Almost Famous Reviews
Almost Famous is a character driven drama about an interviewer going on a run with a band to write an article on the Rolling Stone magazine. As much as unique the concept is, it equally is simple and sensible that breeds valuable opinions from each three dimensional characters of it.
Crowe's world in here believes to live in present and enjoy each tiny moments which offers the audience an adequate soothing closure in each frame; it's just a "good" story is what it is. Even the weaving of the structure that occurs in front of the audience in its initial stages, is breathtaking with monologues, debates and "teenage fun" bits that makes it slick.
The songs are uplifting, the backyard score is decently scored, the cinematography is mesmerizing with fine editing and stunning camera work and visuals with live locations that foliates it into the anticipated musical cinematic experience. Hudson is surprisingly good with Crudup and Lane going head to head offering the appropriate crisp to their track and McDormand as always offering the gravitas and keeps this fairy tale grounded.
Crowe's narration is far better than we usually get in such band musicals and the primary reason to that is that it is perfectly balanced, it never is too light nor dark, he is well aware of his audience and he can filter them out with maturity itself. His execution is definitely worth the script he wrote, in fact if anything it celebrates it with an extravaganza for life where each emotional conflict is respected equally with a subtle tone. The behind the stage preparations and conversations that a star goes through, the originality and innocence of the concept and Crowe oozing his presence behind all of it are the high points of the feature.
Almost Famous is pure art that both lyrically rhymes and taps to the beat and eventually make you too.
The early 1970s. William Miller is 15-years old and an aspiring rock journalist. He gets a job writing for Rolling Stone magazine. His first assignment: tour with the band Stillwater and write about the experience. Miller will get to see what goes on behind the scenes in a famous band, including the moments when things fall apart. Moreover, for him it will be a period of new experiences and finding himself.
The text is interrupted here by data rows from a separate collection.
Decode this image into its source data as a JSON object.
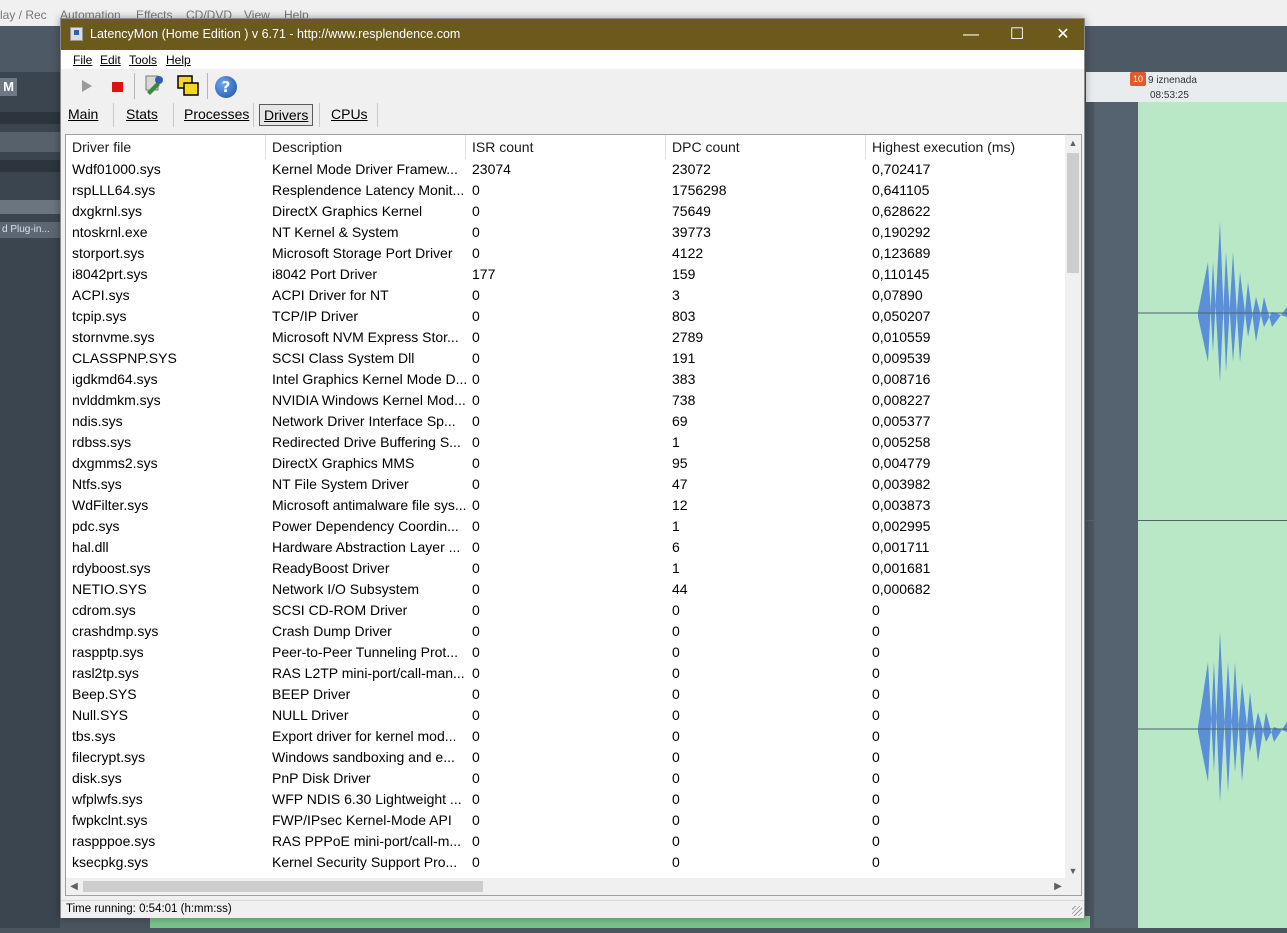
{
  "background": {
    "menu": [
      "lay / Rec",
      "Automation",
      "Effects",
      "CD/DVD",
      "View",
      "Help"
    ],
    "m_button": "M",
    "plugin_label": "d Plug-in...",
    "marker_number": "10",
    "marker_label": "9 iznenada",
    "time_readout": "08:53:25"
  },
  "window": {
    "title": "LatencyMon  (Home Edition )  v 6.71 - http://www.resplendence.com",
    "controls": {
      "minimize": "—",
      "maximize": "☐",
      "close": "✕"
    }
  },
  "menu": [
    "File",
    "Edit",
    "Tools",
    "Help"
  ],
  "toolbar": {
    "help": "?"
  },
  "tabs": [
    {
      "label": "Main",
      "active": false
    },
    {
      "label": "Stats",
      "active": false
    },
    {
      "label": "Processes",
      "active": false
    },
    {
      "label": "Drivers",
      "active": true
    },
    {
      "label": "CPUs",
      "active": false
    }
  ],
  "table": {
    "headers": [
      "Driver file",
      "Description",
      "ISR count",
      "DPC count",
      "Highest execution (ms)"
    ],
    "rows": [
      [
        "Wdf01000.sys",
        "Kernel Mode Driver Framew...",
        "23074",
        "23072",
        "0,702417"
      ],
      [
        "rspLLL64.sys",
        "Resplendence Latency Monit...",
        "0",
        "1756298",
        "0,641105"
      ],
      [
        "dxgkrnl.sys",
        "DirectX Graphics Kernel",
        "0",
        "75649",
        "0,628622"
      ],
      [
        "ntoskrnl.exe",
        "NT Kernel & System",
        "0",
        "39773",
        "0,190292"
      ],
      [
        "storport.sys",
        "Microsoft Storage Port Driver",
        "0",
        "4122",
        "0,123689"
      ],
      [
        "i8042prt.sys",
        "i8042 Port Driver",
        "177",
        "159",
        "0,110145"
      ],
      [
        "ACPI.sys",
        "ACPI Driver for NT",
        "0",
        "3",
        "0,07890"
      ],
      [
        "tcpip.sys",
        "TCP/IP Driver",
        "0",
        "803",
        "0,050207"
      ],
      [
        "stornvme.sys",
        "Microsoft NVM Express Stor...",
        "0",
        "2789",
        "0,010559"
      ],
      [
        "CLASSPNP.SYS",
        "SCSI Class System Dll",
        "0",
        "191",
        "0,009539"
      ],
      [
        "igdkmd64.sys",
        "Intel Graphics Kernel Mode D...",
        "0",
        "383",
        "0,008716"
      ],
      [
        "nvlddmkm.sys",
        "NVIDIA Windows Kernel Mod...",
        "0",
        "738",
        "0,008227"
      ],
      [
        "ndis.sys",
        "Network Driver Interface Sp...",
        "0",
        "69",
        "0,005377"
      ],
      [
        "rdbss.sys",
        "Redirected Drive Buffering S...",
        "0",
        "1",
        "0,005258"
      ],
      [
        "dxgmms2.sys",
        "DirectX Graphics MMS",
        "0",
        "95",
        "0,004779"
      ],
      [
        "Ntfs.sys",
        "NT File System Driver",
        "0",
        "47",
        "0,003982"
      ],
      [
        "WdFilter.sys",
        "Microsoft antimalware file sys...",
        "0",
        "12",
        "0,003873"
      ],
      [
        "pdc.sys",
        "Power Dependency Coordin...",
        "0",
        "1",
        "0,002995"
      ],
      [
        "hal.dll",
        "Hardware Abstraction Layer ...",
        "0",
        "6",
        "0,001711"
      ],
      [
        "rdyboost.sys",
        "ReadyBoost Driver",
        "0",
        "1",
        "0,001681"
      ],
      [
        "NETIO.SYS",
        "Network I/O Subsystem",
        "0",
        "44",
        "0,000682"
      ],
      [
        "cdrom.sys",
        "SCSI CD-ROM Driver",
        "0",
        "0",
        "0"
      ],
      [
        "crashdmp.sys",
        "Crash Dump Driver",
        "0",
        "0",
        "0"
      ],
      [
        "raspptp.sys",
        "Peer-to-Peer Tunneling Prot...",
        "0",
        "0",
        "0"
      ],
      [
        "rasl2tp.sys",
        "RAS L2TP mini-port/call-man...",
        "0",
        "0",
        "0"
      ],
      [
        "Beep.SYS",
        "BEEP Driver",
        "0",
        "0",
        "0"
      ],
      [
        "Null.SYS",
        "NULL Driver",
        "0",
        "0",
        "0"
      ],
      [
        "tbs.sys",
        "Export driver for kernel mod...",
        "0",
        "0",
        "0"
      ],
      [
        "filecrypt.sys",
        "Windows sandboxing and e...",
        "0",
        "0",
        "0"
      ],
      [
        "disk.sys",
        "PnP Disk Driver",
        "0",
        "0",
        "0"
      ],
      [
        "wfplwfs.sys",
        "WFP NDIS 6.30 Lightweight ...",
        "0",
        "0",
        "0"
      ],
      [
        "fwpkclnt.sys",
        "FWP/IPsec Kernel-Mode API",
        "0",
        "0",
        "0"
      ],
      [
        "raspppoe.sys",
        "RAS PPPoE mini-port/call-m...",
        "0",
        "0",
        "0"
      ],
      [
        "ksecpkg.sys",
        "Kernel Security Support Pro...",
        "0",
        "0",
        "0"
      ]
    ]
  },
  "status": {
    "text": "Time running: 0:54:01  (h:mm:ss)"
  },
  "colors": {
    "titlebar": "#6c5a1c",
    "stop": "#e01010",
    "help": "#1a4ea8",
    "wave": "#b8e8c6"
  }
}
Wonderfully warm and engaging drama from writer-director Cameron Crowe. The movie is essentially a biography of Crowe's teenage years, with a few names and bands changed, and you can feel the personal investment he has in the movie.
Quite nostalgic too, as you think about how great it was as a teenager, discovering and experiencing new things.
Has the other Cameron Crowe hallmark: a fantastic soundtrack (well, he was a rock journalist, remember...). Stillwater may be a fictitious band but the music is genuine.
Cameron Crowe won the 2001 Best Original Screenplay Oscar for his efforts.
(Full review TBD)
All of these elements create a very warm film that is surprisingly human in its approach. The sound track is also very strong and paired well with each scene. One scene was particularly memorable: a simple sing-a-long on a bus against the back drop of a classic song. Most people have at least one strong memory of this simple true Americana pleasure from their childhood, and this scene taps into that emotion.
This was, in my humble opinion, Cameron Crowe's last really strong movie after a number of hits (including Fast Times at Ridgemont High, Say Anything and Singles). These movies all share a common bond in that they were crafted with care, attention and a sharp eye for detail creating engrossing time capsules of these time periods (or places) and the social relationships of the characters.
My small critique of this film, and most of Crowe's work, is that he can be heavy handed with the sitcom one-liners. While some of these lines pay off really well, others are a bit jarring.